Welcome to SIMPDEL Homepage


SIMPDEL is an individual-based ecological model, standing for Spatial-explicit Individual-based simulation Model of Florida Panther and white-tailed Deer in the Everglades and Big Cypress Landscape. SIMPDEL is being developed to predict and compare the effects of different environmental impacts on the distribution and abundance of white-tailed deer and Florida panthers. SIMPDEL has been developed by the Institute for Environmental Modeling at the University of Tennessee, Knoxville, with support from the National Park Service through Subagreement #8 to Cooperative Agreement #CA-5460-0-9001 with the University of Tennessee, and with support from the National Biological Service under Cooperative Agreement Number 1445-CA09-95-0094. Support for parallelizationefforts of this model comes from the National Science Foundation under Grant BIR-9318160 to the University of Tennessee (Summary report is here. SIMPDEL is one of the models included in the ATLSS (Across Trophic Level System Simulation) modeling effort coordinated by the National Biological Service to be applied in South Florida. ATLSS Summary is here.
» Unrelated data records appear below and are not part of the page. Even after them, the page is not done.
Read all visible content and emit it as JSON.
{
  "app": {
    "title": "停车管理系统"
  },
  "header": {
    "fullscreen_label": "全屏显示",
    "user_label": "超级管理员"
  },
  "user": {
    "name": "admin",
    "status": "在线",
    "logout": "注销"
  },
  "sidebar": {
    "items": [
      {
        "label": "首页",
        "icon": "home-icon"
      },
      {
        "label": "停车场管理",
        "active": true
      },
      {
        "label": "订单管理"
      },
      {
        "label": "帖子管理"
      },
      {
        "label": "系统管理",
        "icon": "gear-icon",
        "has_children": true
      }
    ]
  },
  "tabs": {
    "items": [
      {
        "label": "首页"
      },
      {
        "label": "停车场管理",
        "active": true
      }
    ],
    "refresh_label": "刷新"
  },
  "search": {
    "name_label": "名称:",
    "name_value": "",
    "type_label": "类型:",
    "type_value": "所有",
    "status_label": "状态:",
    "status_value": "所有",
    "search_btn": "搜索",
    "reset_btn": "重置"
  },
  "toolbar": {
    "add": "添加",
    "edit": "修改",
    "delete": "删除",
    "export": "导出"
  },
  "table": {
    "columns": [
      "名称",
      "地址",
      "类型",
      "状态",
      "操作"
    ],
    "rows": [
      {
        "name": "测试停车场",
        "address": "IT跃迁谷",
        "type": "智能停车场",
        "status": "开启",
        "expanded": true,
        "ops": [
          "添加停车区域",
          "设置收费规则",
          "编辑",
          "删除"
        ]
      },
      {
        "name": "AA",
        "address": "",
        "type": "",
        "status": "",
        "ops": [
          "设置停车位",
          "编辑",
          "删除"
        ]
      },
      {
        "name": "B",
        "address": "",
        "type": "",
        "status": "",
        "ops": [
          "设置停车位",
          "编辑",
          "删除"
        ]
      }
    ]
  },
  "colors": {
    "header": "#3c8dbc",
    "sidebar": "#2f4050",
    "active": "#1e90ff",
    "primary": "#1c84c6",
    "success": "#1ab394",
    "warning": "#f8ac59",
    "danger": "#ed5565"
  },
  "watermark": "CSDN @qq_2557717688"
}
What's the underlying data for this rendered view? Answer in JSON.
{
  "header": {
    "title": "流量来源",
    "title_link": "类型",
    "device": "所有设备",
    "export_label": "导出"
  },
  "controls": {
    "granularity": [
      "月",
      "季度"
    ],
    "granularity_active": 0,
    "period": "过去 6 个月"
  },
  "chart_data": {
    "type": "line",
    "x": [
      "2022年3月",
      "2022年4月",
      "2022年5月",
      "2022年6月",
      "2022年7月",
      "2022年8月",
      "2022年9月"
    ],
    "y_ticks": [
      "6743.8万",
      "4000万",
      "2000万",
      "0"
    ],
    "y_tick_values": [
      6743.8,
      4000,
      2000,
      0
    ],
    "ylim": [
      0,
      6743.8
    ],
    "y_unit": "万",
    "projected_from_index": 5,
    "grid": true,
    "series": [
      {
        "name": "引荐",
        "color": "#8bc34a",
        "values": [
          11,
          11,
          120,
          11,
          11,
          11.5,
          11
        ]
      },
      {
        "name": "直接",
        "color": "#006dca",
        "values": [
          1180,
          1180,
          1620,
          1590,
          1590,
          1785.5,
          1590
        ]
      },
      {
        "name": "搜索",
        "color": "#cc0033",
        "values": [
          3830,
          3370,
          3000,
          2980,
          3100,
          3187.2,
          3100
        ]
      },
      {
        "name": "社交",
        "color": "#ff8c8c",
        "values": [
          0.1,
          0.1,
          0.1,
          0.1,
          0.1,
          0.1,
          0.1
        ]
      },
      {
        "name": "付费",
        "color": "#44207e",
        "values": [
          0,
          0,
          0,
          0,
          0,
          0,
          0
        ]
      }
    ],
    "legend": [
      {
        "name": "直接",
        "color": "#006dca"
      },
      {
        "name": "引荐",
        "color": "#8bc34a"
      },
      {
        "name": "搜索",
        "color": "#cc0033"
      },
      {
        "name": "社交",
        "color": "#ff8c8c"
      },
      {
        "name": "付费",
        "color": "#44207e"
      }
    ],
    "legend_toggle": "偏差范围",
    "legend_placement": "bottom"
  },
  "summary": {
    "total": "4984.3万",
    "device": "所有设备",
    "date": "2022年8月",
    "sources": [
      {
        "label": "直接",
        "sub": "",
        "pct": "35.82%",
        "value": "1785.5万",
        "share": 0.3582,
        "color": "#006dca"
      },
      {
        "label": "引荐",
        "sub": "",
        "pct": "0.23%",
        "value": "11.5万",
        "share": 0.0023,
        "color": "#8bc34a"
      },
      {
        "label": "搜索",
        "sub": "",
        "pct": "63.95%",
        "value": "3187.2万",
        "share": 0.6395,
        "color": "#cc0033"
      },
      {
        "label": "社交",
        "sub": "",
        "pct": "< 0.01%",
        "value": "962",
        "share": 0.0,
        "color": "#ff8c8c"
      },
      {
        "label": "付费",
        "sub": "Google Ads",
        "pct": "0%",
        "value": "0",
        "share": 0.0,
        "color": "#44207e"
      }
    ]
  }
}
The currently applied White-tailed Deer Breeding Potential Index Model is described here.Current applications of this model are at the ATLSS ftp Site.


The authors of the sequential SIMPDEL model are: E. Comiskey, L. Gross , D. Fleming, M. Huston, H-K. Luh and Y. Wu. The authors of various parallel implementations of the SIMPDEL model are: C. Abbott, M. Berry, E. Comiskey, L. Gross , and H-K. Luh

Study Area

The current geographic-based information ( vegetation and hydrology) used in SIMPDEL covers a large portion of South Florida, including parts of Lake Okeechobee, Big Cypress Swamp, Everglades National Park and Florida Bay. The current implementation is limited to the region over which the hydrology models are parameterized, although the model is planned to be expanded to larger areas in the future.

Model Structure

The SIMPDEL model has four main components: hydrology, vegetation, deer and panthers. The hydrology model is derived from the South Florida Water Management Model (SFWMM) which simulates both natural hydrological patterns of the unmanaged ecosystem (the Natural Systems Model) and present day hydrology with all the control structures (the Control Model). Both hydrology models make use of historical rainfall data as inputs. The vegetation model provides spatial and temporal variation in available forage for the deer population. The deer model simulates each individual of the deer population based on its behavioral and physiological characters. Similarly, the panther model simulates each individual Florida panther based on its behavioral and physiological characters.


A set of slides from the presentation of SIMPDEL at the First Annual Walt Dineen Society Conference, at Florida International University, on May 22-24, 1997 is here

Sequential Approaches


Parallel Approaches


SIMPDEL homepage is maintained by Lou Gross.